I was sad to have to cut my visit short, but will definitely check this gallery out again on future visits. Have you been to DC? Have any favourites I should add to my itinerary next time?

Four Days in Venice Beach

Venice Beach

Every morning at sunrise I ran along the boardwalk. Usually when I run, I need music to keep my mind occupied (meaning: distracted from the sounds of me wheezing and my internal monologue of PLEASE STOP THIS) but I kept one ear tuned into my surroundings and the other focused on the sounds of the waves crashing onto the beach.

Around 6:45 a.m. a familiar man would appear on my right. Dressed all in black save for a well-worn Santa hat, he sat casually draped across a patio chair, smiling at the world. “There she is!” he’d exclaim as I came along.
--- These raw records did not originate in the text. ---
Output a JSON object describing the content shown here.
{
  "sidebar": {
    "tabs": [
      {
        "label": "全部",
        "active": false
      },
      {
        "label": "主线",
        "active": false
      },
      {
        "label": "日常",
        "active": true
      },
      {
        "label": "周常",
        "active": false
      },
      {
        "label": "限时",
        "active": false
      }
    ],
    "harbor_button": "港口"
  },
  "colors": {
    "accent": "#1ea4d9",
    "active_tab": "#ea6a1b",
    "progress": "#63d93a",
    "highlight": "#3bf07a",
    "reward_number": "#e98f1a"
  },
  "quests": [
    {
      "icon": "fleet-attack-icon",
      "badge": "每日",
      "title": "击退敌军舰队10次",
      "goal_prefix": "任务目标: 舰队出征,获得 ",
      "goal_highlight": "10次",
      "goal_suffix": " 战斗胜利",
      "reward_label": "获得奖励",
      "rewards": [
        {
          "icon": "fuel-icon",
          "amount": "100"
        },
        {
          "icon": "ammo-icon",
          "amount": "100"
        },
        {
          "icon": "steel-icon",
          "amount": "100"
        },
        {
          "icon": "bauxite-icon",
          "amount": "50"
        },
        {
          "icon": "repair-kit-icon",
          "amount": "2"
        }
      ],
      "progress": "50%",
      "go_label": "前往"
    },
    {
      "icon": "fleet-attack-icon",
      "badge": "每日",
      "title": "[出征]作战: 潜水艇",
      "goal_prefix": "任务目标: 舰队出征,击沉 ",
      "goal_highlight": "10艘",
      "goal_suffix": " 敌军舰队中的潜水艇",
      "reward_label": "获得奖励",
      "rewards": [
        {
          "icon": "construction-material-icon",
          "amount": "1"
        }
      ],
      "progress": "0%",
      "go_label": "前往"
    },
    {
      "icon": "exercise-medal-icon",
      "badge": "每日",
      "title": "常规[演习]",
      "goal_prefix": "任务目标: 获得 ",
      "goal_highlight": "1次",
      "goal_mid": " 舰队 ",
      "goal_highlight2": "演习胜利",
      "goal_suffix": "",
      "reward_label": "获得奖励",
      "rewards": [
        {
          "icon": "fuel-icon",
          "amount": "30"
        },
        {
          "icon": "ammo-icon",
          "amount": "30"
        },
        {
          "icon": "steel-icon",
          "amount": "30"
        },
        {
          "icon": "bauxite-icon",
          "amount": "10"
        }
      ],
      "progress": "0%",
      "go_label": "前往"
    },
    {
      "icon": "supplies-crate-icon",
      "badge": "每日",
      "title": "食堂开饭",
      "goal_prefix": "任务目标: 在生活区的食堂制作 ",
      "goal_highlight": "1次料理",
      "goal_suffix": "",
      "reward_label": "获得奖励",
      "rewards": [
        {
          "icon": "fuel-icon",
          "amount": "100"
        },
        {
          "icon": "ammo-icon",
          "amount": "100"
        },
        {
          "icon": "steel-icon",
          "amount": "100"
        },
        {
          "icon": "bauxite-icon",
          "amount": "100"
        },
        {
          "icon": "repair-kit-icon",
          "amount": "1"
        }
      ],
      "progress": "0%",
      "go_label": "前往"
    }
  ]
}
I would be lying if I didn’t appreciate the chance to stop for a few minutes to catch my breath, and he’d chat about his plans for the day and how excited he was to be alive.

As anyone who knows me can verify (or even if you’ve read a few of these blog posts, such as this one), I travel to California quite a lot. I love the sound and sights of the ocean and mountains, the smell of eucalyptus trees and the copious amounts of vitamin D. But most of all, I really enjoy the warm nature of the people that I encounter, particularly in areas like Venice Beach. While it is gritty in spots (particularly along the boardwalk) and rather eccentric in general, I find residents to be quite friendly. I went just before Christmas for four days and encountered west coast charm at every opportunity – from shop owners on Abbot Kinney and baristas in the local coffee joint, to morning joggers and surfers getting their boards ready for a morning session. People just seem to be really content with life and that spirit is quite infectious – I recommend checking it out.

If a trip to Venice Beach tickles your fancy, here are some favourites of mine:

Continue reading “Four Days in Venice Beach”